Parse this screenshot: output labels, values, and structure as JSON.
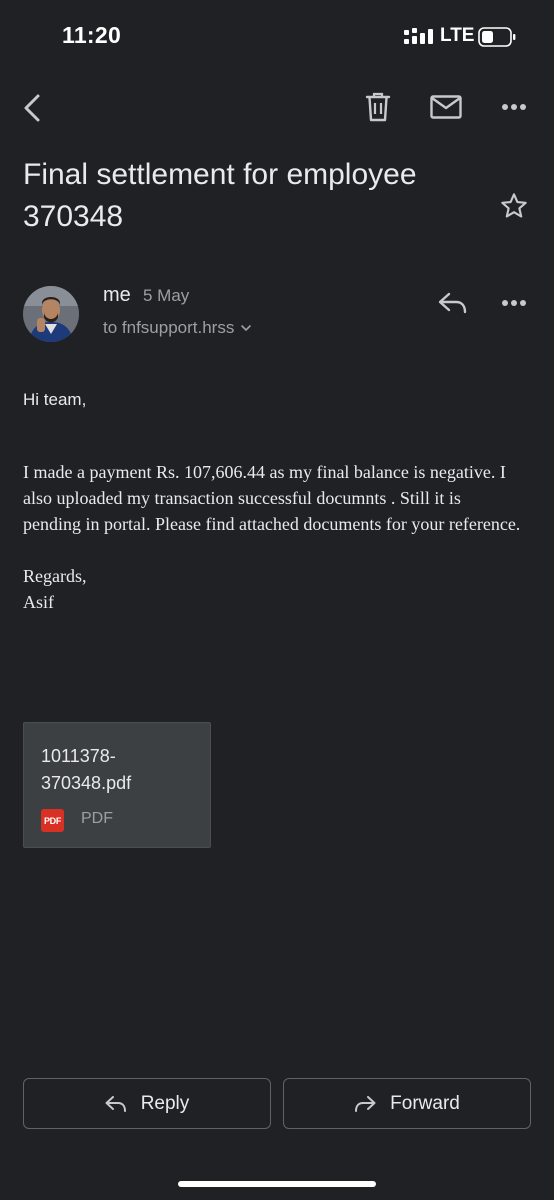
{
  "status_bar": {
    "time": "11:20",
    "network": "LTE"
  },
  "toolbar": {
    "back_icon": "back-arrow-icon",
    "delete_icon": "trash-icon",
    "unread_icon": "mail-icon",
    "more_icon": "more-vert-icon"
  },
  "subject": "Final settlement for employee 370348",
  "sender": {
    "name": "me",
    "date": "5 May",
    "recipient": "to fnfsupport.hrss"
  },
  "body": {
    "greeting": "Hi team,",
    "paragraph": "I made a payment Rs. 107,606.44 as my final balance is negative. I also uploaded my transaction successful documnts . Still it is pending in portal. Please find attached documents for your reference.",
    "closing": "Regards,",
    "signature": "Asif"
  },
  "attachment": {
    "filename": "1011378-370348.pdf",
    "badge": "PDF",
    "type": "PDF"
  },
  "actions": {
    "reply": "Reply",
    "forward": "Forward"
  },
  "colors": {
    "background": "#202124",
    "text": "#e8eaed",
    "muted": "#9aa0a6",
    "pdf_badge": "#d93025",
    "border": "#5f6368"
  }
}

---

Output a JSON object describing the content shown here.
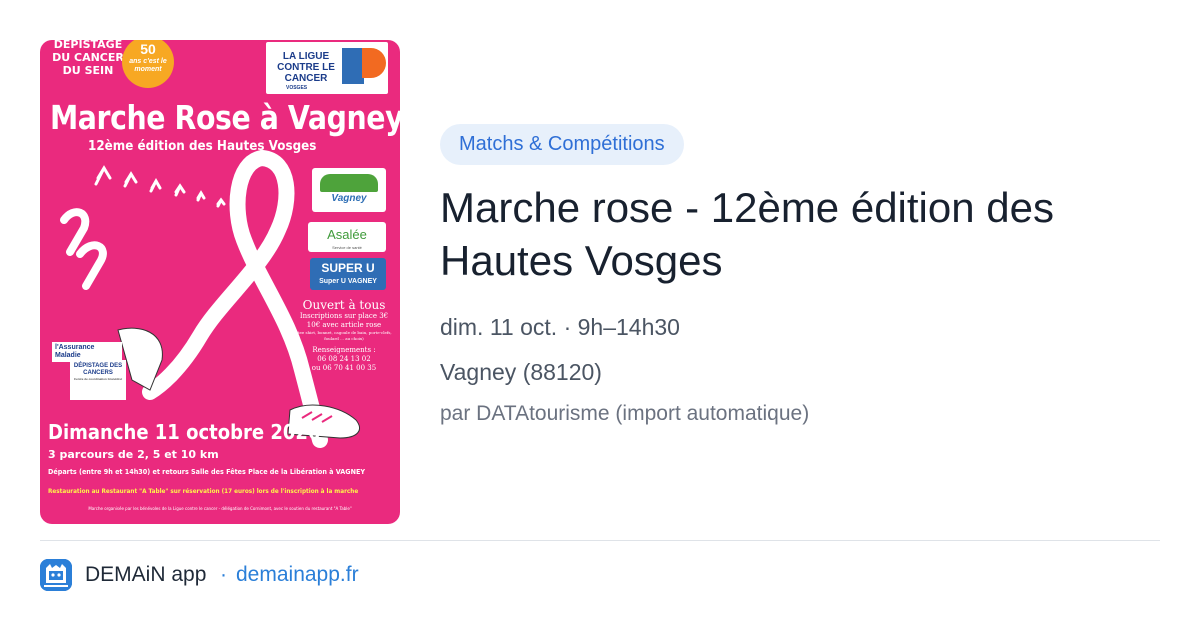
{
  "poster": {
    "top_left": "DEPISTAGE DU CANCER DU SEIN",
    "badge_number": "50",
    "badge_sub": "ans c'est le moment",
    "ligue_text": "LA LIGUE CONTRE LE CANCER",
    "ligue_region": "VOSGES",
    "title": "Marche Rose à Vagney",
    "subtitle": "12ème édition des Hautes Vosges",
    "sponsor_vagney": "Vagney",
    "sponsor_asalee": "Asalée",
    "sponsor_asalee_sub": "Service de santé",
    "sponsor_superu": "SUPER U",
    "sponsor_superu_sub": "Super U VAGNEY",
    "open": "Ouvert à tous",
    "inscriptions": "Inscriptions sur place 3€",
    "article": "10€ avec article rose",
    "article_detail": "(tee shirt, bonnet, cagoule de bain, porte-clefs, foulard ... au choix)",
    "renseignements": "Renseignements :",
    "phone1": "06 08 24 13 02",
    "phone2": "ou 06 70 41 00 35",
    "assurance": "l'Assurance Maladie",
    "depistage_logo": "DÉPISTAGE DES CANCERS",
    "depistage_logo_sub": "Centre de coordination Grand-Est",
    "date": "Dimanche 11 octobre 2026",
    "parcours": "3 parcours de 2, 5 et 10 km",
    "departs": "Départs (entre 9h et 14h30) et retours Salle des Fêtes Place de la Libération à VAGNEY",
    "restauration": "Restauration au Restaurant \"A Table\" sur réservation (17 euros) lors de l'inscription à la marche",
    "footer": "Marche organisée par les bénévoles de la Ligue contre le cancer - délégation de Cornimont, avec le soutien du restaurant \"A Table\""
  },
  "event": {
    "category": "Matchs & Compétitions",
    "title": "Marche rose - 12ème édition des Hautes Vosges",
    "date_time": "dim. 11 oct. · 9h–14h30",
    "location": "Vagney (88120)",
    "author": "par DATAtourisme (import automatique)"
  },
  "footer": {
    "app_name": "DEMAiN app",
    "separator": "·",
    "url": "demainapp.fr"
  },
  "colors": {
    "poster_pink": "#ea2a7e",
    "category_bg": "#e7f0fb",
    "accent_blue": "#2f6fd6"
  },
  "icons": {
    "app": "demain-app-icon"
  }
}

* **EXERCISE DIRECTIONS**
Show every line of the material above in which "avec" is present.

* **ANSWER SECTION**
    "article": "10€ avec article rose",
    "footer": "Marche organisée par les bénévoles de la Ligue contre le cancer - délégation de Cornimont, avec le soutien du restaurant \"A Table\""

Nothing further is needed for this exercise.